» Your instructions
The word "JSON" appears in some lines of the entries. Say how many, and give nothing but the number.

» Interface dataset entries
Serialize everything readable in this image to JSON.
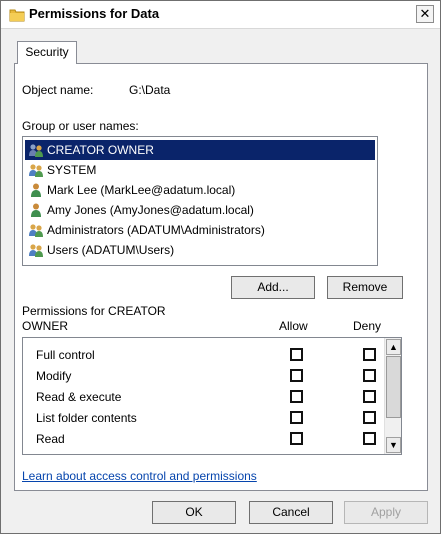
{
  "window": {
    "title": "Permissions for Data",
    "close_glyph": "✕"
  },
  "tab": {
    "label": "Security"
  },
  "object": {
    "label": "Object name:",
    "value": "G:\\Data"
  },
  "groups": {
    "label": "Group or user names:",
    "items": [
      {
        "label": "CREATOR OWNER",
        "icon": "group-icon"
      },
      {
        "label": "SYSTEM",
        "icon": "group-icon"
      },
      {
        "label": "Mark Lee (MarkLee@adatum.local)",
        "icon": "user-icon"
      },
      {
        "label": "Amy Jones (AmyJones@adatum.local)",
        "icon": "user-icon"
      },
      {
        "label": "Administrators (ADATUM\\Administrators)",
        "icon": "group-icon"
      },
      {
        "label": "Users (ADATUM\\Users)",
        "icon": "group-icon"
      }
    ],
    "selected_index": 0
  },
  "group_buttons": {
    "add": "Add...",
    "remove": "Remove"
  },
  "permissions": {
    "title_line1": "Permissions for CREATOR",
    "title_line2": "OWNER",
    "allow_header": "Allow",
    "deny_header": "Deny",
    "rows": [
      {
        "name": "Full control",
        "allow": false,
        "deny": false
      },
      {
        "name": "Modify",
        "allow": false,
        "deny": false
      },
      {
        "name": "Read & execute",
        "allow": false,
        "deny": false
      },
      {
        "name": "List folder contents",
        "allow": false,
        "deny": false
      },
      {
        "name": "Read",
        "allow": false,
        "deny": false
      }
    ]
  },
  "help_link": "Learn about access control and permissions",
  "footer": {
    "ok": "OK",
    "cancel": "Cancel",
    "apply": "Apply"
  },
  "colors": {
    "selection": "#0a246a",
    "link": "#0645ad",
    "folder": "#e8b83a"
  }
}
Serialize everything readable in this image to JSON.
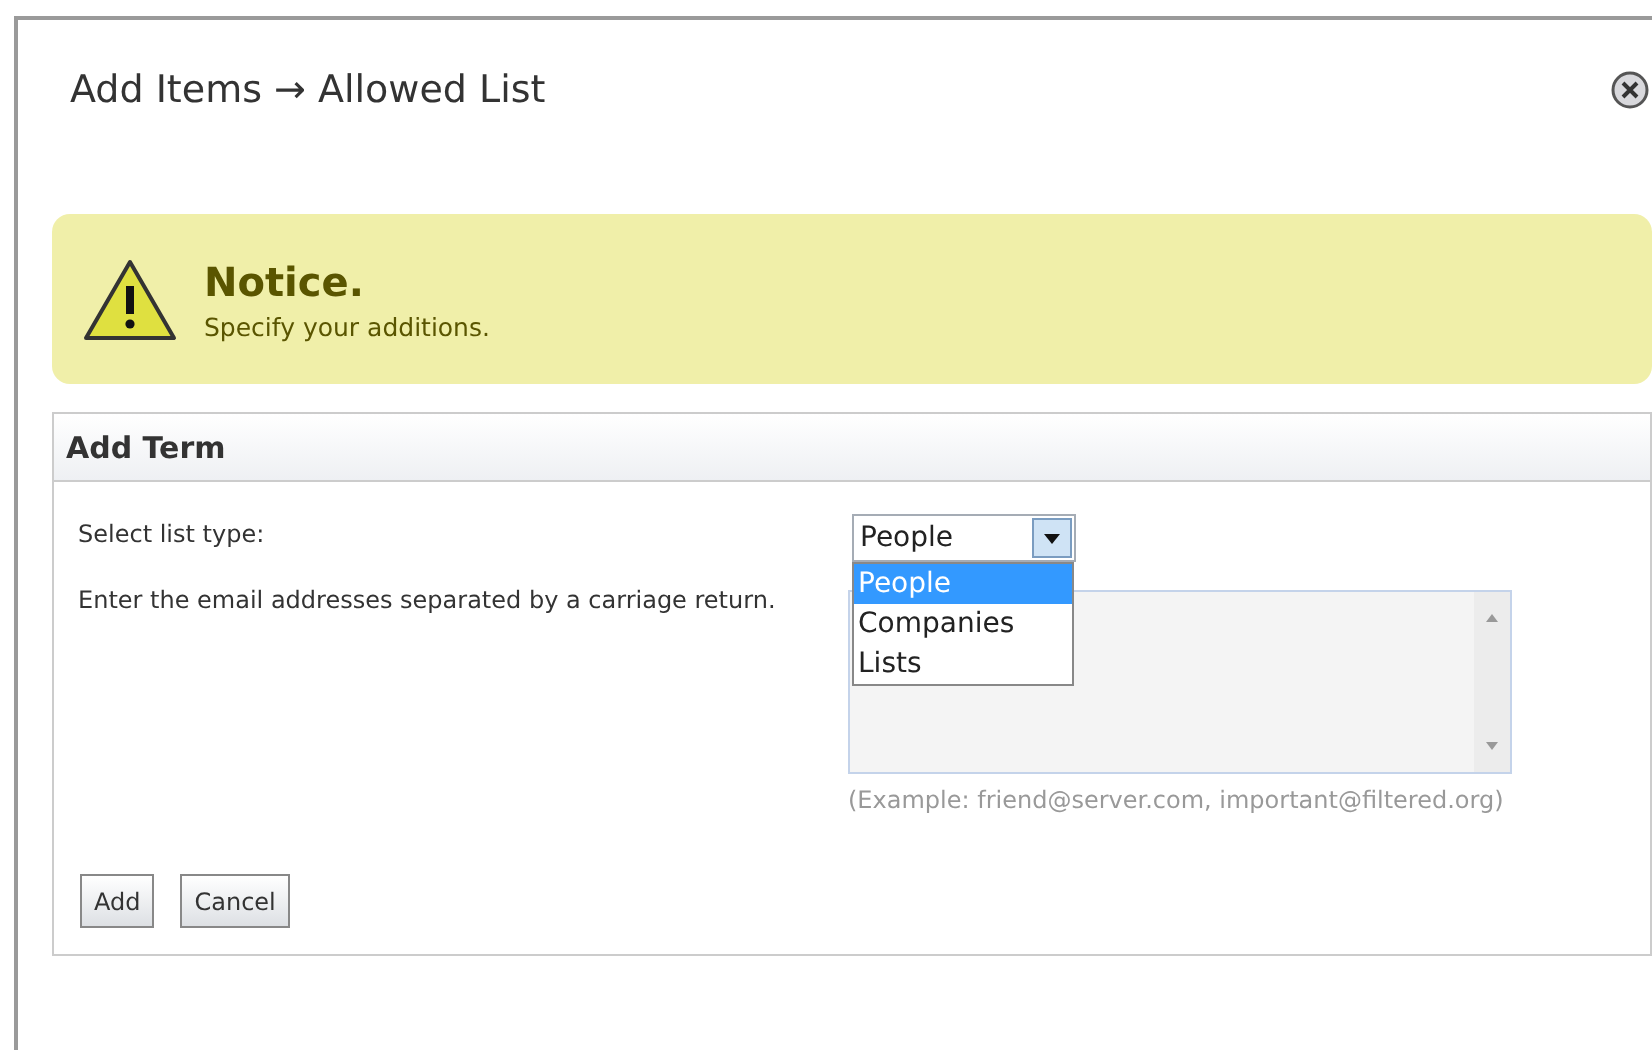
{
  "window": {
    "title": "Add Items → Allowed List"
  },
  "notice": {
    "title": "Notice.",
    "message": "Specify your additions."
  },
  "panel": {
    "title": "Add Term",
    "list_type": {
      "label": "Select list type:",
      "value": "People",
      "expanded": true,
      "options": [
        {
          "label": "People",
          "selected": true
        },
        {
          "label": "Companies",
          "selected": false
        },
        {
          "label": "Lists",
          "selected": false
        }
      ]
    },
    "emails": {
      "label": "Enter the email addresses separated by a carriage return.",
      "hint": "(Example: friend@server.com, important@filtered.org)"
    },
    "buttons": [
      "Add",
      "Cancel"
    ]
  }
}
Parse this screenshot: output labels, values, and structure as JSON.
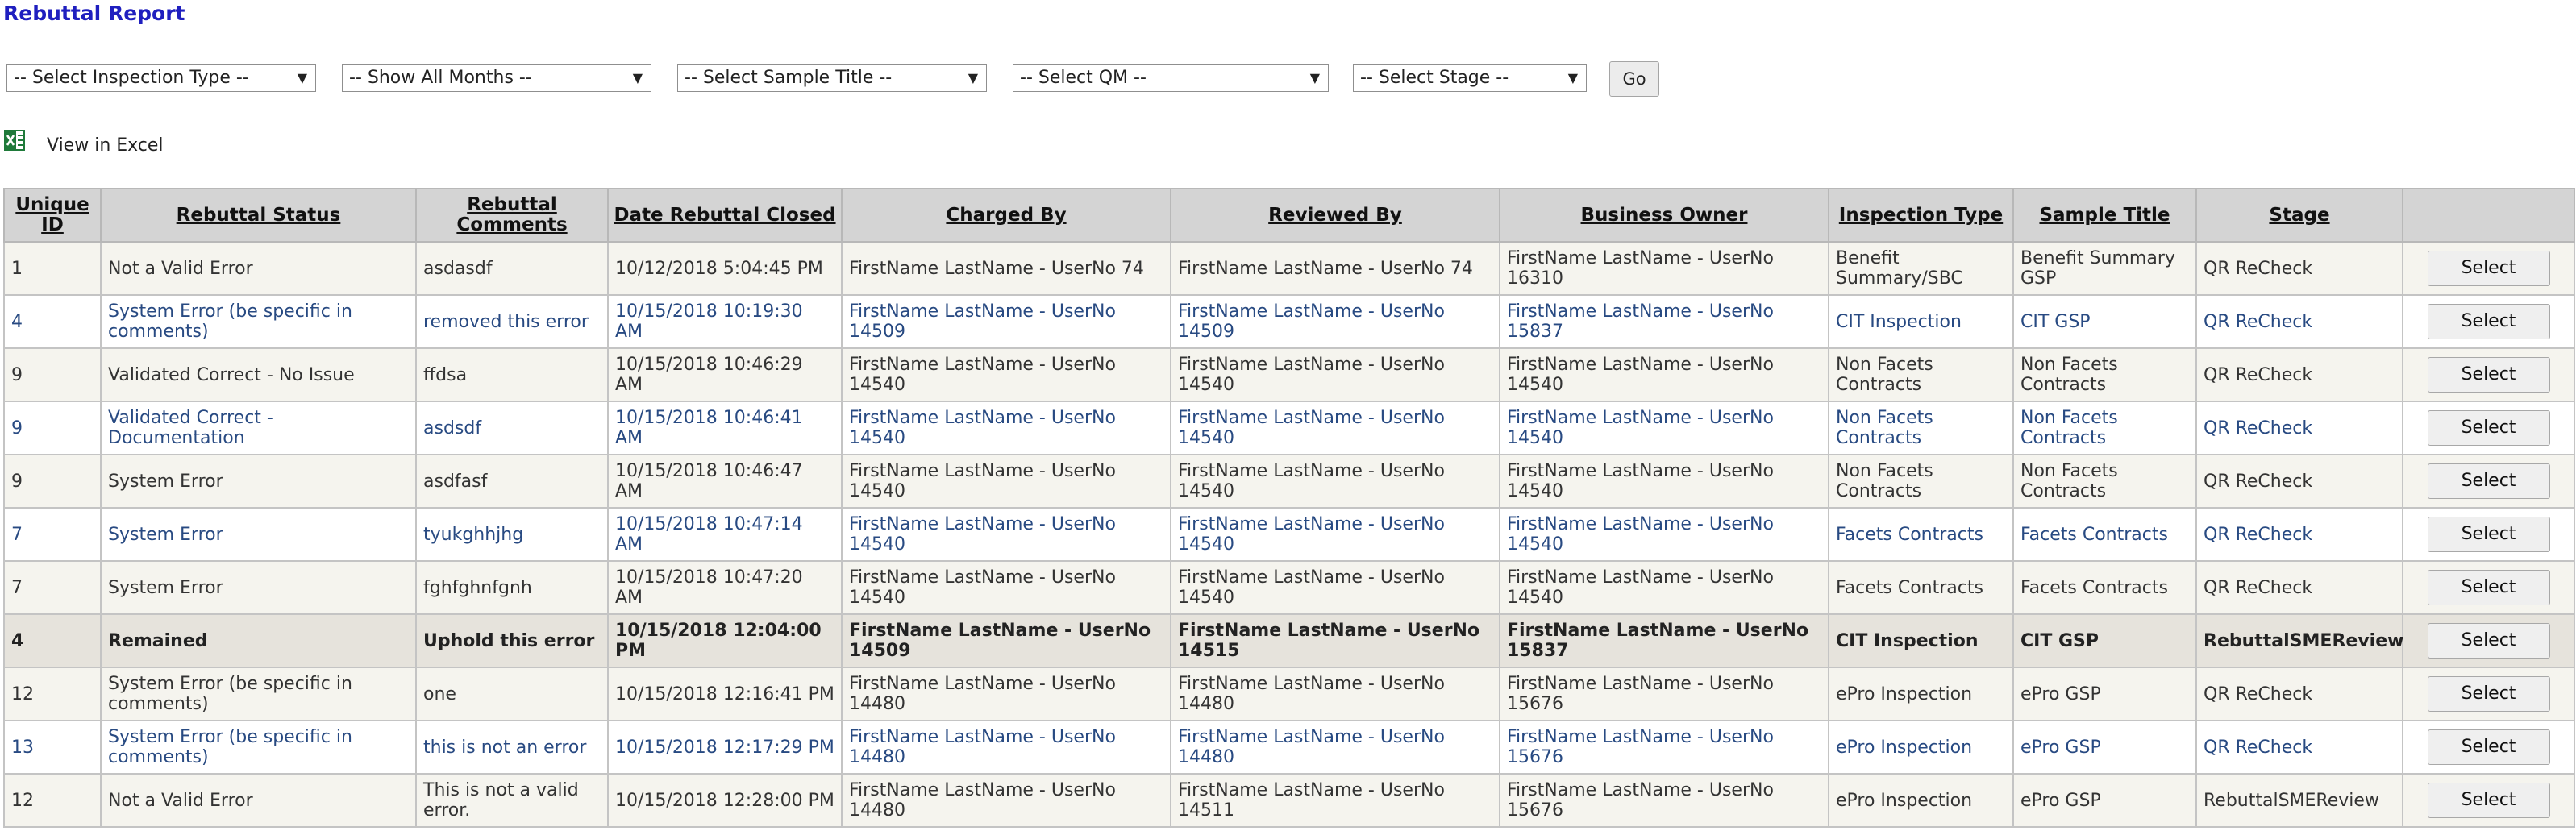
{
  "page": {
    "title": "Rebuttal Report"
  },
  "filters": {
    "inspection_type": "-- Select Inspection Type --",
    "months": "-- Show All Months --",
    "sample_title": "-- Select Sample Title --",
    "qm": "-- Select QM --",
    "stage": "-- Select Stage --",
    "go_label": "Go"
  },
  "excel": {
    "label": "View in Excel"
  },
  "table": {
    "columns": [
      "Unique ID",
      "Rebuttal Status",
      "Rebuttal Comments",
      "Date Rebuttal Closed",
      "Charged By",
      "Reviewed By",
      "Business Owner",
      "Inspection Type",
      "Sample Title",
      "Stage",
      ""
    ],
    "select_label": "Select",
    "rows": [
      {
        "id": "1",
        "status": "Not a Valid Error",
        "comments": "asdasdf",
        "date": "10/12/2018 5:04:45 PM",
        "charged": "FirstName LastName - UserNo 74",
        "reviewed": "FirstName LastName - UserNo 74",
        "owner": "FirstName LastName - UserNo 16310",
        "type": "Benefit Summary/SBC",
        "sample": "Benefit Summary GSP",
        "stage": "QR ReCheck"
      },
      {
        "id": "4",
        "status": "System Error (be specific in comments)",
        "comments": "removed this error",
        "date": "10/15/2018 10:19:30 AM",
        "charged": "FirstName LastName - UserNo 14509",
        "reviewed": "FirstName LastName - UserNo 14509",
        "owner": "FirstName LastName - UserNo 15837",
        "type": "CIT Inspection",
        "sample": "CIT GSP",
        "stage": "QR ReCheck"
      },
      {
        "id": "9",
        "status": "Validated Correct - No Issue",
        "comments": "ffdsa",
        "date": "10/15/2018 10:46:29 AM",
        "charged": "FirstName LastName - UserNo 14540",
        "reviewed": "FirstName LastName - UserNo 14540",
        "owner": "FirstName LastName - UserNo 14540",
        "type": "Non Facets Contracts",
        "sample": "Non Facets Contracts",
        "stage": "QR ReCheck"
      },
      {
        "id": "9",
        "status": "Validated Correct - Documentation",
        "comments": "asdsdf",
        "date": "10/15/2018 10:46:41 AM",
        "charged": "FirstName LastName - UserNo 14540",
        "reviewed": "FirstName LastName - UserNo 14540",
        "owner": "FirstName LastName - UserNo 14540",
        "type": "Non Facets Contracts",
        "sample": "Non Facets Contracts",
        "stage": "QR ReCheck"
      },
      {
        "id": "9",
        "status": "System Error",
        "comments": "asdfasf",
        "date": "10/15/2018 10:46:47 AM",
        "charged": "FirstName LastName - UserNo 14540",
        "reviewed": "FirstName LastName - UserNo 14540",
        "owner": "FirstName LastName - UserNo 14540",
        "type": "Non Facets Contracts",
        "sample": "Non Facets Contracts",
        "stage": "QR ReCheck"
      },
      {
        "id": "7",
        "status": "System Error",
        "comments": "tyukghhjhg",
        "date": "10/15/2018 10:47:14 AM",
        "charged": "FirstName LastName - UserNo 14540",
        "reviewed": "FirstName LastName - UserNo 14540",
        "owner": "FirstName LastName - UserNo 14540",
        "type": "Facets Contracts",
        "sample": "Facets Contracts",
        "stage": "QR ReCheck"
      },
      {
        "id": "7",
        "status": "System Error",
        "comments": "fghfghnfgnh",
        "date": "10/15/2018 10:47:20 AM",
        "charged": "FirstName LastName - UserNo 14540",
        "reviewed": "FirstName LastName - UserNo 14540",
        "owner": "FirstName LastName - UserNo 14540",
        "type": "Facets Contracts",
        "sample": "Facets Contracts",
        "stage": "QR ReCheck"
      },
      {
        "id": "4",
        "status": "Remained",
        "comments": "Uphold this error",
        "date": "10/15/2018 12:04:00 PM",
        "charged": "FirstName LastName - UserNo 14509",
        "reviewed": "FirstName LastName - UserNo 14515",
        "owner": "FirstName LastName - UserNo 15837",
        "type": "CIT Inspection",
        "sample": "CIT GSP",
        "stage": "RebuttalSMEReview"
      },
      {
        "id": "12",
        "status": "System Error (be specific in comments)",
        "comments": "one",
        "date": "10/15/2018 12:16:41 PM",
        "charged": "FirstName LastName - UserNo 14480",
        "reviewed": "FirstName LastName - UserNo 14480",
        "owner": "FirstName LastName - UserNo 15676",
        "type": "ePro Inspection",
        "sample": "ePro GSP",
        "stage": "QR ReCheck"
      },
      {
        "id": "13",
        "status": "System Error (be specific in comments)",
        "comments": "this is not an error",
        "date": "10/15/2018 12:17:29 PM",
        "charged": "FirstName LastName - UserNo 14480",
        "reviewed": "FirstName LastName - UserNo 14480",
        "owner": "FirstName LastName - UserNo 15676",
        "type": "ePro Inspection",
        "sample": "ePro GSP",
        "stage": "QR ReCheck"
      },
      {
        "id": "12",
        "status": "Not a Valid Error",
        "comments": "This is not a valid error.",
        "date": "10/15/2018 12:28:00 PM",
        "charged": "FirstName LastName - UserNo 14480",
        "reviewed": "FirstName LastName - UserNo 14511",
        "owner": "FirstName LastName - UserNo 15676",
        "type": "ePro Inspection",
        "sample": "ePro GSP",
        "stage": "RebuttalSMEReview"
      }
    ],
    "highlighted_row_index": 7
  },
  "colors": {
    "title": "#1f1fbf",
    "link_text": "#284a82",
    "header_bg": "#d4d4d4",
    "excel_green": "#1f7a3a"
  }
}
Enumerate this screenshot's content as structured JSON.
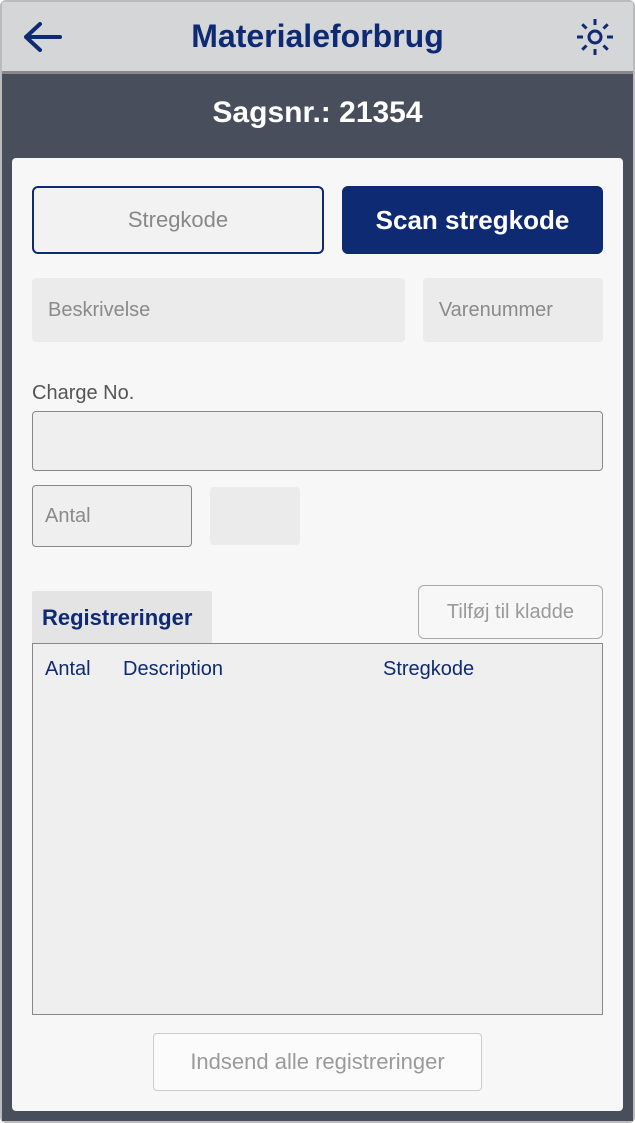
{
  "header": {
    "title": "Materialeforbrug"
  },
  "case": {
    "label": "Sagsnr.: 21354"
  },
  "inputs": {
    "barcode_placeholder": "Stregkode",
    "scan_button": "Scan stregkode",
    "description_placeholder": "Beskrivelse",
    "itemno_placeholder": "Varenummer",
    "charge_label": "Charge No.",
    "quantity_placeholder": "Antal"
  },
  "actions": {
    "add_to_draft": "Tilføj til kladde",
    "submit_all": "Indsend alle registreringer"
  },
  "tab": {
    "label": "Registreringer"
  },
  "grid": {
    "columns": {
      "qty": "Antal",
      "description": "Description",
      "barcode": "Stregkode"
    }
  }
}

» Exercise answer
4